■ **Task description**: The answer consists of one number: how many lines of the data below include the string "color".
Data records below:
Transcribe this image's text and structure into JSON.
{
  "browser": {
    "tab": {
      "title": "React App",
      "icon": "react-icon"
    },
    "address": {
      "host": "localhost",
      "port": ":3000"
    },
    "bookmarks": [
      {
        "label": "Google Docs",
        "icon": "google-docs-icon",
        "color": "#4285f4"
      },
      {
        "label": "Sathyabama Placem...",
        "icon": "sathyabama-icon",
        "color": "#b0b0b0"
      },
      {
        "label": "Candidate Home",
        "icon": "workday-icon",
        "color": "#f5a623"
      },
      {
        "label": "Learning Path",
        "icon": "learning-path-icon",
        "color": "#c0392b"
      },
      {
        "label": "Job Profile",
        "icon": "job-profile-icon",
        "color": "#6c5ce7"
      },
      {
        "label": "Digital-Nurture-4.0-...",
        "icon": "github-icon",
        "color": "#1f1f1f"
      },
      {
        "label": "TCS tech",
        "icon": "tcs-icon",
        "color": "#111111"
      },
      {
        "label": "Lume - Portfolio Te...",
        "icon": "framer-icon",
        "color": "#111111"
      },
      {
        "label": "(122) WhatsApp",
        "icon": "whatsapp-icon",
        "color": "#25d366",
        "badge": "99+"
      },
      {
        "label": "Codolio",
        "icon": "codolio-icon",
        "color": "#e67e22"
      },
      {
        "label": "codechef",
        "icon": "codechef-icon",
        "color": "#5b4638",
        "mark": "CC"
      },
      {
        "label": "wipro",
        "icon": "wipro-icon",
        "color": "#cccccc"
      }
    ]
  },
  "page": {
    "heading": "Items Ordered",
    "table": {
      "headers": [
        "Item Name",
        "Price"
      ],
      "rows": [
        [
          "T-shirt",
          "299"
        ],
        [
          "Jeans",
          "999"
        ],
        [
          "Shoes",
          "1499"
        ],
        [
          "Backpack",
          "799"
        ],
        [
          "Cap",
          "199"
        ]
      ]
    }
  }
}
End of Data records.
■ **Result of the task**: 12